Restate the records below exactly. Pictures are not part of the copy.

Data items
####################

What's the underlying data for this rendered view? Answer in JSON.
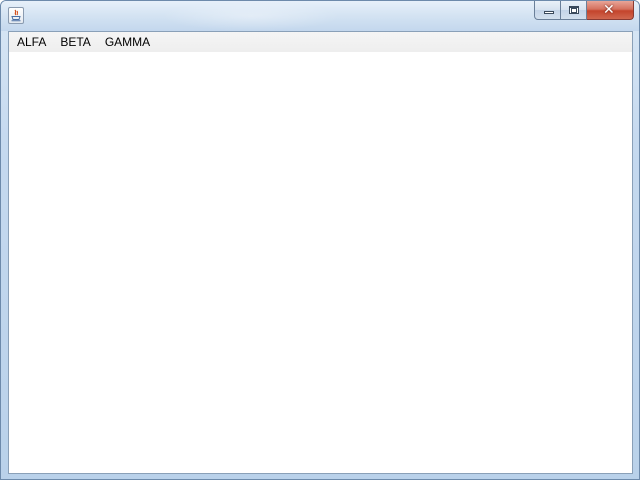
{
  "window": {
    "title": "",
    "icon": "java-cup-icon",
    "controls": {
      "minimize": "minimize-icon",
      "maximize": "maximize-icon",
      "close": "close-icon"
    }
  },
  "menubar": {
    "items": [
      {
        "label": "ALFA"
      },
      {
        "label": "BETA"
      },
      {
        "label": "GAMMA"
      }
    ]
  },
  "colors": {
    "frame": "#c3d7ed",
    "close_button": "#c4442c",
    "menubar": "#eeeeee",
    "content": "#ffffff"
  }
}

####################

- _Problem solution_:
What's the underlying data for this rendered view? Answer in JSON.
{
  "window": {
    "title": "",
    "icon": "java-cup-icon",
    "controls": {
      "minimize": "minimize-icon",
      "maximize": "maximize-icon",
      "close": "close-icon"
    }
  },
  "menubar": {
    "items": [
      {
        "label": "ALFA"
      },
      {
        "label": "BETA"
      },
      {
        "label": "GAMMA"
      }
    ]
  },
  "colors": {
    "frame": "#c3d7ed",
    "close_button": "#c4442c",
    "menubar": "#eeeeee",
    "content": "#ffffff"
  }
}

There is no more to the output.